▶ _Work item_: Return every line of the data below, exactly.

▶ _Dataset rows describing interfaces_:

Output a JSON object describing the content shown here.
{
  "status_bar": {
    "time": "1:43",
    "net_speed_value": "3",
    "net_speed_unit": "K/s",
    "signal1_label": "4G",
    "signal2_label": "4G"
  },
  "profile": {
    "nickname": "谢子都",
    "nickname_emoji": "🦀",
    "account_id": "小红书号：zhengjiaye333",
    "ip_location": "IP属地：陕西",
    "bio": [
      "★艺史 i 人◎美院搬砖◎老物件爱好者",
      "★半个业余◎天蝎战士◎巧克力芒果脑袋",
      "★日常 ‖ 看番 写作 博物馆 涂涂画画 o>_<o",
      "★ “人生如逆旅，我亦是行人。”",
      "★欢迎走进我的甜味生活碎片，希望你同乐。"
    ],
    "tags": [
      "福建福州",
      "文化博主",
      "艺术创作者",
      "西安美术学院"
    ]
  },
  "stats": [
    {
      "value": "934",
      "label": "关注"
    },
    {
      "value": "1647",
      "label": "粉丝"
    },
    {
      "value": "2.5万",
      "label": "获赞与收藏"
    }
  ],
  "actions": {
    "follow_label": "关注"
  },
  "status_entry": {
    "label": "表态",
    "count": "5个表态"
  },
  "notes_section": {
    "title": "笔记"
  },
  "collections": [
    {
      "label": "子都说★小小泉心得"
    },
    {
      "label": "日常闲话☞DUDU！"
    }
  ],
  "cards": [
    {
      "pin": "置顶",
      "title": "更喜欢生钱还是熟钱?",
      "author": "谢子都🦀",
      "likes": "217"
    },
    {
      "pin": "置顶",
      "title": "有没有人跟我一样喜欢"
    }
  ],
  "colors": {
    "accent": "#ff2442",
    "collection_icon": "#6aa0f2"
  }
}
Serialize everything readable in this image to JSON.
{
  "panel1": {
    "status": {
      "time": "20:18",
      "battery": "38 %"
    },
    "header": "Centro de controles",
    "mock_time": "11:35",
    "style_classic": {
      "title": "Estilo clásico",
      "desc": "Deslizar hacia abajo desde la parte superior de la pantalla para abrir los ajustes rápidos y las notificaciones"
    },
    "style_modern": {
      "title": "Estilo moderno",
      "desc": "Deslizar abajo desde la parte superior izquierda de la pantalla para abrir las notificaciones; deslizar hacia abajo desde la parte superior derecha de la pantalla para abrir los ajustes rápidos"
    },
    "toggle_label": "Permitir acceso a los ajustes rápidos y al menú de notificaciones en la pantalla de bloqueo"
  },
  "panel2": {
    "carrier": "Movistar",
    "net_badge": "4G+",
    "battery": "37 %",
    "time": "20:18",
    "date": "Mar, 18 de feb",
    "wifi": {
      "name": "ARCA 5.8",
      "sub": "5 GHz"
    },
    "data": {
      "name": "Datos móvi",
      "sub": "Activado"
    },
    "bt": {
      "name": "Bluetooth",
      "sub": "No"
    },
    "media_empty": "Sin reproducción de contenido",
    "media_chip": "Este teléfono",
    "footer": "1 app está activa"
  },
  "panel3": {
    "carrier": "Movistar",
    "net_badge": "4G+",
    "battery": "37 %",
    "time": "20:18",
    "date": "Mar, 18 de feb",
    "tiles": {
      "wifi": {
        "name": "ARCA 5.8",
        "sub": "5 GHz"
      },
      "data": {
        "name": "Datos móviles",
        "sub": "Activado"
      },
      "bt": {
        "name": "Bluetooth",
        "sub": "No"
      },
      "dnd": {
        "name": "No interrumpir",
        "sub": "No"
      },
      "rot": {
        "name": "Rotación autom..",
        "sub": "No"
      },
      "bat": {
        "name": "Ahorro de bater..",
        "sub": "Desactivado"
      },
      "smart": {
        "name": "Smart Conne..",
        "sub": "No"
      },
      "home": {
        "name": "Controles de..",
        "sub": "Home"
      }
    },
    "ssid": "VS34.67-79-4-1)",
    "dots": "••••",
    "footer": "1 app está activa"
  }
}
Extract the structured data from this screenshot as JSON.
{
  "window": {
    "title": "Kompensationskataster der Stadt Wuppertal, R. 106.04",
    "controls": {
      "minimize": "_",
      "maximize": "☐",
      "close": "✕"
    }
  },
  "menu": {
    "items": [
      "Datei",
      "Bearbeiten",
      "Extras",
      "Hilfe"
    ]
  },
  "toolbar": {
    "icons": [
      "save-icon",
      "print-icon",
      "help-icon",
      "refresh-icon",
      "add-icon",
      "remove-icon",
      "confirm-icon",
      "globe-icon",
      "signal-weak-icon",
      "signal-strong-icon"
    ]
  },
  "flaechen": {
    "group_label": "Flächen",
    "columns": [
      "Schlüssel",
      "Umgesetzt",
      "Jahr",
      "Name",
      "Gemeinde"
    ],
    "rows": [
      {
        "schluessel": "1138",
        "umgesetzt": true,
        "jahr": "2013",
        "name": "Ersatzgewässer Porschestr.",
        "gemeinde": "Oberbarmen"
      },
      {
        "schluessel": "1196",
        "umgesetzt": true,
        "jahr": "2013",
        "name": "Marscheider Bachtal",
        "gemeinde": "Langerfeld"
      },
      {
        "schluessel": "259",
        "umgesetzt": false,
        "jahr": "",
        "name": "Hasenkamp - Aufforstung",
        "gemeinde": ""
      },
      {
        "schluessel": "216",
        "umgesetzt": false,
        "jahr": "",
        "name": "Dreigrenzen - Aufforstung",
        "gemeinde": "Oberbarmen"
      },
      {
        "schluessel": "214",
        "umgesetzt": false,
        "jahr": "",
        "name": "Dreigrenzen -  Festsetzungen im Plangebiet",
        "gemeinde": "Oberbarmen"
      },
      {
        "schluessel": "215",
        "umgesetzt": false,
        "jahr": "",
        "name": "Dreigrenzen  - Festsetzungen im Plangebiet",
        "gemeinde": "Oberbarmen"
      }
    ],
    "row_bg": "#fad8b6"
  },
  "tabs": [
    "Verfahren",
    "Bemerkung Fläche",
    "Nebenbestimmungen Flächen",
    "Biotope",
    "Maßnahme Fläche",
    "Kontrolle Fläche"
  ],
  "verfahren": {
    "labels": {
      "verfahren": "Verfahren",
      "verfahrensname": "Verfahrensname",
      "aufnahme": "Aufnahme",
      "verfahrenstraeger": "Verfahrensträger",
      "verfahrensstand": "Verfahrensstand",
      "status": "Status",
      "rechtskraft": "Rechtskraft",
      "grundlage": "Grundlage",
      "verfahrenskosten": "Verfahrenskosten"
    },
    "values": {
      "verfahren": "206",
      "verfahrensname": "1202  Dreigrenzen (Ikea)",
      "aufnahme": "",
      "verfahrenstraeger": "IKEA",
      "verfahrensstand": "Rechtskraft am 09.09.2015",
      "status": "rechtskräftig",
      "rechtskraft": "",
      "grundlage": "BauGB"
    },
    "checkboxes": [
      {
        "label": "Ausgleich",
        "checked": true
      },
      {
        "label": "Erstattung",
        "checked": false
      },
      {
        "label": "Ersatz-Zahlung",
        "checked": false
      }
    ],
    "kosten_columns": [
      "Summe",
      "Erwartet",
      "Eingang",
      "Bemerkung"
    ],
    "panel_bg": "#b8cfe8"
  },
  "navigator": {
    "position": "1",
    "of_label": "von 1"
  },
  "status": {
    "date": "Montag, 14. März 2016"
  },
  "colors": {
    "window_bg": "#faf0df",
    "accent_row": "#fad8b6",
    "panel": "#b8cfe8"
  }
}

▶ _Your response_:
Output a JSON object describing the content shown here.
{
  "status_bar": {
    "time": "1:43",
    "net_speed_value": "3",
    "net_speed_unit": "K/s",
    "signal1_label": "4G",
    "signal2_label": "4G"
  },
  "profile": {
    "nickname": "谢子都",
    "nickname_emoji": "🦀",
    "account_id": "小红书号：zhengjiaye333",
    "ip_location": "IP属地：陕西",
    "bio": [
      "★艺史 i 人◎美院搬砖◎老物件爱好者",
      "★半个业余◎天蝎战士◎巧克力芒果脑袋",
      "★日常 ‖ 看番 写作 博物馆 涂涂画画 o>_<o",
      "★ “人生如逆旅，我亦是行人。”",
      "★欢迎走进我的甜味生活碎片，希望你同乐。"
    ],
    "tags": [
      "福建福州",
      "文化博主",
      "艺术创作者",
      "西安美术学院"
    ]
  },
  "stats": [
    {
      "value": "934",
      "label": "关注"
    },
    {
      "value": "1647",
      "label": "粉丝"
    },
    {
      "value": "2.5万",
      "label": "获赞与收藏"
    }
  ],
  "actions": {
    "follow_label": "关注"
  },
  "status_entry": {
    "label": "表态",
    "count": "5个表态"
  },
  "notes_section": {
    "title": "笔记"
  },
  "collections": [
    {
      "label": "子都说★小小泉心得"
    },
    {
      "label": "日常闲话☞DUDU！"
    }
  ],
  "cards": [
    {
      "pin": "置顶",
      "title": "更喜欢生钱还是熟钱?",
      "author": "谢子都🦀",
      "likes": "217"
    },
    {
      "pin": "置顶",
      "title": "有没有人跟我一样喜欢"
    }
  ],
  "colors": {
    "accent": "#ff2442",
    "collection_icon": "#6aa0f2"
  }
}
Serialize everything readable in this image to JSON.
{
  "panel1": {
    "status": {
      "time": "20:18",
      "battery": "38 %"
    },
    "header": "Centro de controles",
    "mock_time": "11:35",
    "style_classic": {
      "title": "Estilo clásico",
      "desc": "Deslizar hacia abajo desde la parte superior de la pantalla para abrir los ajustes rápidos y las notificaciones"
    },
    "style_modern": {
      "title": "Estilo moderno",
      "desc": "Deslizar abajo desde la parte superior izquierda de la pantalla para abrir las notificaciones; deslizar hacia abajo desde la parte superior derecha de la pantalla para abrir los ajustes rápidos"
    },
    "toggle_label": "Permitir acceso a los ajustes rápidos y al menú de notificaciones en la pantalla de bloqueo"
  },
  "panel2": {
    "carrier": "Movistar",
    "net_badge": "4G+",
    "battery": "37 %",
    "time": "20:18",
    "date": "Mar, 18 de feb",
    "wifi": {
      "name": "ARCA 5.8",
      "sub": "5 GHz"
    },
    "data": {
      "name": "Datos móvi",
      "sub": "Activado"
    },
    "bt": {
      "name": "Bluetooth",
      "sub": "No"
    },
    "media_empty": "Sin reproducción de contenido",
    "media_chip": "Este teléfono",
    "footer": "1 app está activa"
  },
  "panel3": {
    "carrier": "Movistar",
    "net_badge": "4G+",
    "battery": "37 %",
    "time": "20:18",
    "date": "Mar, 18 de feb",
    "tiles": {
      "wifi": {
        "name": "ARCA 5.8",
        "sub": "5 GHz"
      },
      "data": {
        "name": "Datos móviles",
        "sub": "Activado"
      },
      "bt": {
        "name": "Bluetooth",
        "sub": "No"
      },
      "dnd": {
        "name": "No interrumpir",
        "sub": "No"
      },
      "rot": {
        "name": "Rotación autom..",
        "sub": "No"
      },
      "bat": {
        "name": "Ahorro de bater..",
        "sub": "Desactivado"
      },
      "smart": {
        "name": "Smart Conne..",
        "sub": "No"
      },
      "home": {
        "name": "Controles de..",
        "sub": "Home"
      }
    },
    "ssid": "VS34.67-79-4-1)",
    "dots": "••••",
    "footer": "1 app está activa"
  }
}
Extract the structured data from this screenshot as JSON.
{
  "window": {
    "title": "Kompensationskataster der Stadt Wuppertal, R. 106.04",
    "controls": {
      "minimize": "_",
      "maximize": "☐",
      "close": "✕"
    }
  },
  "menu": {
    "items": [
      "Datei",
      "Bearbeiten",
      "Extras",
      "Hilfe"
    ]
  },
  "toolbar": {
    "icons": [
      "save-icon",
      "print-icon",
      "help-icon",
      "refresh-icon",
      "add-icon",
      "remove-icon",
      "confirm-icon",
      "globe-icon",
      "signal-weak-icon",
      "signal-strong-icon"
    ]
  },
  "flaechen": {
    "group_label": "Flächen",
    "columns": [
      "Schlüssel",
      "Umgesetzt",
      "Jahr",
      "Name",
      "Gemeinde"
    ],
    "rows": [
      {
        "schluessel": "1138",
        "umgesetzt": true,
        "jahr": "2013",
        "name": "Ersatzgewässer Porschestr.",
        "gemeinde": "Oberbarmen"
      },
      {
        "schluessel": "1196",
        "umgesetzt": true,
        "jahr": "2013",
        "name": "Marscheider Bachtal",
        "gemeinde": "Langerfeld"
      },
      {
        "schluessel": "259",
        "umgesetzt": false,
        "jahr": "",
        "name": "Hasenkamp - Aufforstung",
        "gemeinde": ""
      },
      {
        "schluessel": "216",
        "umgesetzt": false,
        "jahr": "",
        "name": "Dreigrenzen - Aufforstung",
        "gemeinde": "Oberbarmen"
      },
      {
        "schluessel": "214",
        "umgesetzt": false,
        "jahr": "",
        "name": "Dreigrenzen -  Festsetzungen im Plangebiet",
        "gemeinde": "Oberbarmen"
      },
      {
        "schluessel": "215",
        "umgesetzt": false,
        "jahr": "",
        "name": "Dreigrenzen  - Festsetzungen im Plangebiet",
        "gemeinde": "Oberbarmen"
      }
    ],
    "row_bg": "#fad8b6"
  },
  "tabs": [
    "Verfahren",
    "Bemerkung Fläche",
    "Nebenbestimmungen Flächen",
    "Biotope",
    "Maßnahme Fläche",
    "Kontrolle Fläche"
  ],
  "verfahren": {
    "labels": {
      "verfahren": "Verfahren",
      "verfahrensname": "Verfahrensname",
      "aufnahme": "Aufnahme",
      "verfahrenstraeger": "Verfahrensträger",
      "verfahrensstand": "Verfahrensstand",
      "status": "Status",
      "rechtskraft": "Rechtskraft",
      "grundlage": "Grundlage",
      "verfahrenskosten": "Verfahrenskosten"
    },
    "values": {
      "verfahren": "206",
      "verfahrensname": "1202  Dreigrenzen (Ikea)",
      "aufnahme": "",
      "verfahrenstraeger": "IKEA",
      "verfahrensstand": "Rechtskraft am 09.09.2015",
      "status": "rechtskräftig",
      "rechtskraft": "",
      "grundlage": "BauGB"
    },
    "checkboxes": [
      {
        "label": "Ausgleich",
        "checked": true
      },
      {
        "label": "Erstattung",
        "checked": false
      },
      {
        "label": "Ersatz-Zahlung",
        "checked": false
      }
    ],
    "kosten_columns": [
      "Summe",
      "Erwartet",
      "Eingang",
      "Bemerkung"
    ],
    "panel_bg": "#b8cfe8"
  },
  "navigator": {
    "position": "1",
    "of_label": "von 1"
  },
  "status": {
    "date": "Montag, 14. März 2016"
  },
  "colors": {
    "window_bg": "#faf0df",
    "accent_row": "#fad8b6",
    "panel": "#b8cfe8"
  }
}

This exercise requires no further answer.